(oh, no, it's a large-capacity tubular magazine! :p)

I don't think a Calico magazine could be considered tubular any more than a P90 magazine or an M16 magazine. In all of them, the cartridges are not arranged tip-to-tail on a single axis, as they would be in a tubular magazine. It's not the cylindrical shape of the magazine that makes it a tubular magazine, but the arrangement of the cartridges. IMHO, anyway.

Now, I don't know if tubular magazines have been given a legal definition or not, but I'd bet good money that if they were, neither a Calico magazine nor a P90 magazine would fit in that definition, and the sort of mental gymnastics needed to make either of them fit would be likely to cause a paralyzing injury. ;)

DedEye
01-10-2010, 6:43 PM
I don't think a Calico magazine could be considered tubular any more than a P90 magazine or an M16 magazine. In all of them, the cartridges are not arranged tip-to-tail on a single axis, as they would be in a tubular magazine. It's not the cylindrical shape of the magazine that makes it a tubular magazine, but the arrangement of the cartridges. IMHO, anyway.

Now, I don't know if tubular magazines have been given a legal definition or not, but I'd bet good money that if they were, neither a Calico magazine nor a P90 magazine would fit in that definition, and the sort of mental gymnastics needed to make either of them fit would be likely to cause a paralyzing injury. ;)

I agree with you on all counts, but figured it was some food for thought and certainly made more sense than claiming that a "sideways magazine" (P90) was somehow tubular.

Either way, your definition is far more accurate.
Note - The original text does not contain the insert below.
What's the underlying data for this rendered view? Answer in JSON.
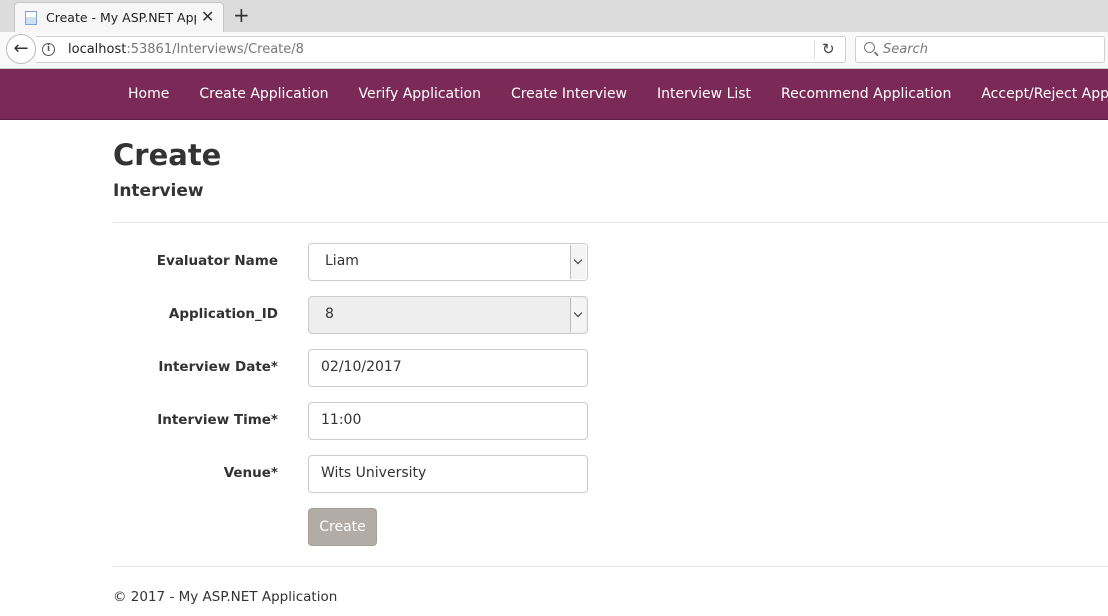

383green
01-10-2010, 6:46 PM
So, who wants to design a lever-action AR lower that uses a tubular magazine? And is there any rule rule that says a tubular magazine can't be detachable? :D